Play Jeopardy! Online
http://www.jeopardy.com - If you can't get enough of Alex Trebek and this hugely popular game show, try your hand at the online version. It's fast-paced fun that covers the same kinds of categories you see on TV. Or test your music knowledge with the new online Rock & Roll Jeopardy! You can also find out how to become a contestant, take a 360° set tour, check out the message board, and even buy a Jeopardy! ringtone. Without question, this could be the answer to a dull afternoon.
All Lit Up
http://www.deckthehallsmovie.com/ - Here's a holiday movie that takes a humorous look at the competitive "sport" of Christmas decorating in the suburbs. When new neighbor Danny (Danny DeVito) sets out to create the biggest holiday light display in the world, it turns the neighborhood into a nightmare. Steve (Matthew Broderick), a suburban dad and Christmas enthusiast, finds his previously well-planned life suddenly turned upside down. In theaters in November, this electrically charged family film has the power to light up the season.
http://www.delphion.com/gallery - Convinced you have a great idea for a new invention? Apparently, so do a lot of other people. This site features dozens of strange and intriguing patents including an anti-eating face mask, a body squeegee glove, an inflatable rug that becomes a mattress, and a bird diaper. What will they think of next? There's also a link to the Gallery of Historic Patents such as the 1955 one for Velcro.
More people are choosing
to send their Christmas cards via e-mail rather than through traditional
mailing methods. Many recipients, however, are hesitant about opening e-mail
attachments even from friends because of the viruses and worms floating around
the Web. What to do? Why not create your own e-mail Christmas card by pasting
images (family vacation photos, for instance) into the message pane of your
e-mail message? It's easy to do. It's a good idea to only use pictures with a
small file size as using large picture files will result in slow download times
for dial-up connections.
To add pictures to your e-mail messages, follow these steps:

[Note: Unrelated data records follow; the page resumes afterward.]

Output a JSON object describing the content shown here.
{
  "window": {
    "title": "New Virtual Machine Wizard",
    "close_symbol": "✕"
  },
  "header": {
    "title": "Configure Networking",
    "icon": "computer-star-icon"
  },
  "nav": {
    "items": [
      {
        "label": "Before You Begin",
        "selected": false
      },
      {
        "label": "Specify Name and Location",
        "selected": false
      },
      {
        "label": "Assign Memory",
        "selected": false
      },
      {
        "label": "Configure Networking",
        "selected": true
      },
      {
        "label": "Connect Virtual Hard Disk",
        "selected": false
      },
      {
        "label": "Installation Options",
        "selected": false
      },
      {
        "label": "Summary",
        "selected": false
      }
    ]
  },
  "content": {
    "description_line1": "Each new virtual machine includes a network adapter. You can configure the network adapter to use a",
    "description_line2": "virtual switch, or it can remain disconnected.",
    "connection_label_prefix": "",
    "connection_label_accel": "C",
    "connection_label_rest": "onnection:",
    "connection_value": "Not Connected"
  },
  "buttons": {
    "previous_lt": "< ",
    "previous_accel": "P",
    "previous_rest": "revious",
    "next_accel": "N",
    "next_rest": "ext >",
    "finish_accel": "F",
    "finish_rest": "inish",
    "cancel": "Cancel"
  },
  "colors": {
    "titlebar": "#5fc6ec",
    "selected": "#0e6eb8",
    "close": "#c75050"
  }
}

Using Windows XP SP2 Home Edition and Outlook Express 6
Using Netscape 7.2 on Windows XP SP2 and Mac OS X 10.4.9
Using Thunderbird 220.127.116.11 for the Macintosh OS X 10.4.9 and Windows XP
Using Mail.app 2.1.1 for Macintosh OS X 10.4.9
We hope you found this
newsletter to be informative. It's our way of keeping you posted on the
happenings here. If, however, you'd prefer not to receive these bulletins on a
monthly basis, click HERE.
Thanks for your business!
The E-Connections Team
110 4th St E
Park River, ND 58270
(We have used our best efforts in collecting and preparing the information published herein. However, we do not assume, and hereby disclaim, any and all liability for any loss or damage caused by errors or omissions, whether such errors or omissions resulted from negligence, accident, or other causes.)
Cornerstone Publishing Group Inc.
Trademarks: All brand names and product names used in this eNewsletter are trade names, service marks, trademarks or registered trademarks of their respective owners.